A root is a a monomorphemic base. A root can stand alone on its own and will usually provide the core meaning of a word.
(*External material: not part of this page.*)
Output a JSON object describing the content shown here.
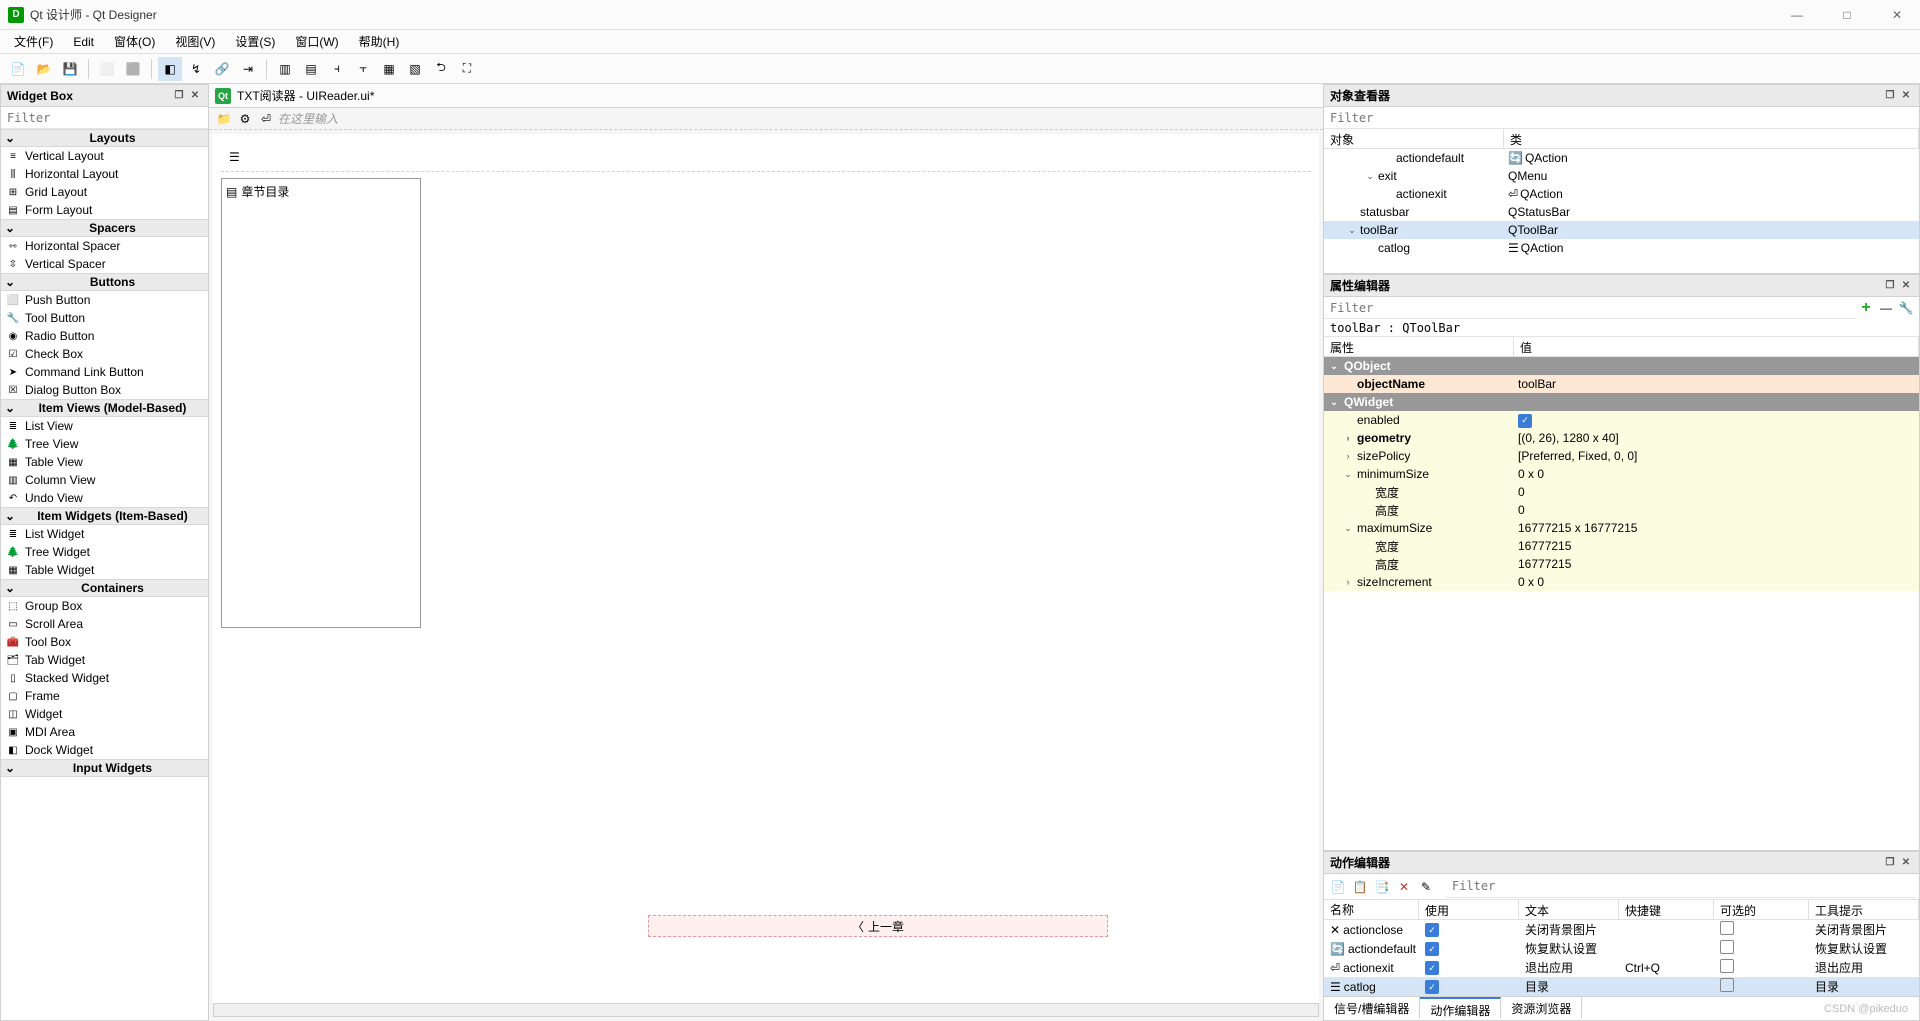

In addition, roots may be surrounded by prefixes and suffixes (Jacobs, 2011, p. 37) to indicate grammatical functions.

In Skwxwu7mesh, all roots are inherently morphologically intransitive (Jacobs, 2011, p. 38). This means the verbal roots combine with other affixes to form verbs that only take subjects, in contrast to transitive roots which have both a subject and an object.


Example in the Skwxwu7mesh Context of a Verbal Root ch’us Surrounded by a Prefix and Suffixes (Jacobs, 2011, p. 38)
Examples in the Halkomelem Context of Verbal Roots qʷə́l & k̓ʷáqʷ (Suttles, 2004, p. 135)
Examples in the Secwepemctsín Context of Verbal Roots and their Translations (Gibson, 1973, p. 25)


Gibson, J. A. (1973). Shuswap grammatical structure. [Doctoral dissertation, The University of Hawaii].

Jacobs, P. W. (2011). Control in Skwxwu7mesh. [Doctoral dissertation, The University of British Columbia].

Suttles, W. (2004). Musqueum reference grammar. UBC Press. SFU Student Access.